Data:
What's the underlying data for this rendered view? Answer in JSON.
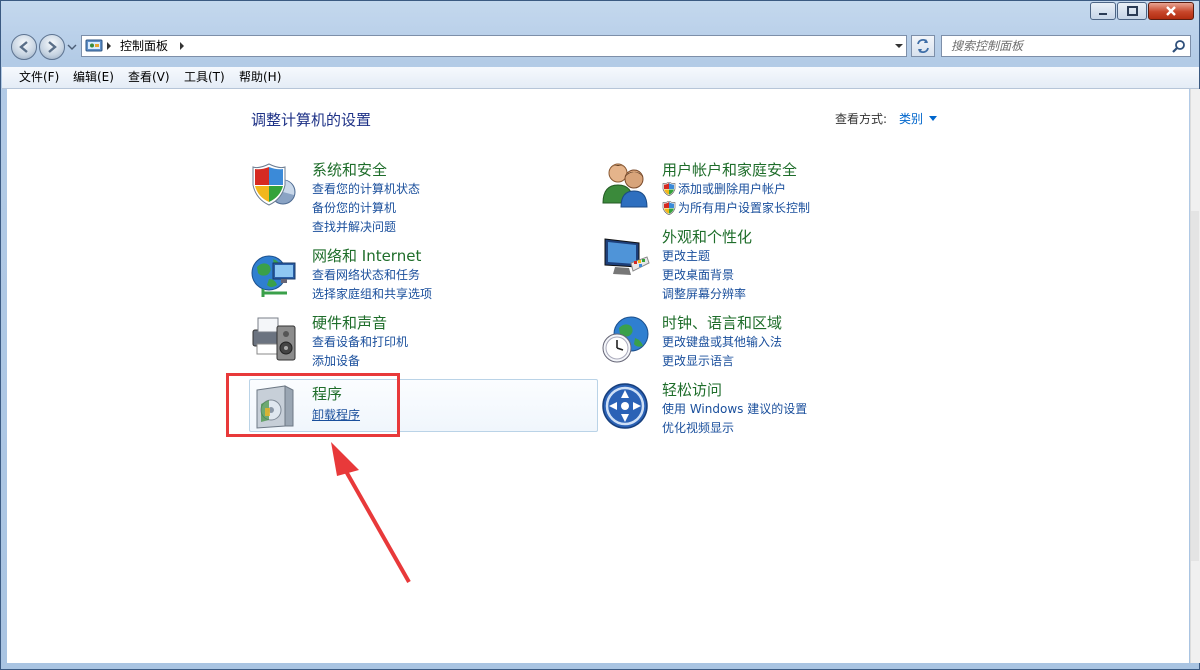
{
  "navbar": {
    "breadcrumb": "控制面板",
    "search_placeholder": "搜索控制面板"
  },
  "menubar": {
    "items": [
      "文件(F)",
      "编辑(E)",
      "查看(V)",
      "工具(T)",
      "帮助(H)"
    ]
  },
  "content": {
    "heading": "调整计算机的设置",
    "view_by_label": "查看方式:",
    "view_by_value": "类别",
    "categories": [
      {
        "title": "系统和安全",
        "icon": "shield-computer-icon",
        "links": [
          "查看您的计算机状态",
          "备份您的计算机",
          "查找并解决问题"
        ]
      },
      {
        "title": "网络和 Internet",
        "icon": "globe-network-icon",
        "links": [
          "查看网络状态和任务",
          "选择家庭组和共享选项"
        ]
      },
      {
        "title": "硬件和声音",
        "icon": "printer-speaker-icon",
        "links": [
          "查看设备和打印机",
          "添加设备"
        ]
      },
      {
        "title": "程序",
        "icon": "programs-box-icon",
        "links": [
          "卸载程序"
        ]
      },
      {
        "title": "用户帐户和家庭安全",
        "icon": "users-icon",
        "links": [
          "添加或删除用户帐户",
          "为所有用户设置家长控制"
        ]
      },
      {
        "title": "外观和个性化",
        "icon": "monitor-palette-icon",
        "links": [
          "更改主题",
          "更改桌面背景",
          "调整屏幕分辨率"
        ]
      },
      {
        "title": "时钟、语言和区域",
        "icon": "clock-globe-icon",
        "links": [
          "更改键盘或其他输入法",
          "更改显示语言"
        ]
      },
      {
        "title": "轻松访问",
        "icon": "ease-of-access-icon",
        "links": [
          "使用 Windows 建议的设置",
          "优化视频显示"
        ]
      }
    ]
  },
  "colors": {
    "category_title": "#1e6d2a",
    "link": "#1a4f9c",
    "heading": "#1e3287",
    "annotation_red": "#e8393a"
  }
}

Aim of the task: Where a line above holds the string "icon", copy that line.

Reply to the exercise:
        "icon": "shield-computer-icon",
        "icon": "globe-network-icon",
        "icon": "printer-speaker-icon",
        "icon": "programs-box-icon",
        "icon": "users-icon",
        "icon": "monitor-palette-icon",
        "icon": "clock-globe-icon",
        "icon": "ease-of-access-icon",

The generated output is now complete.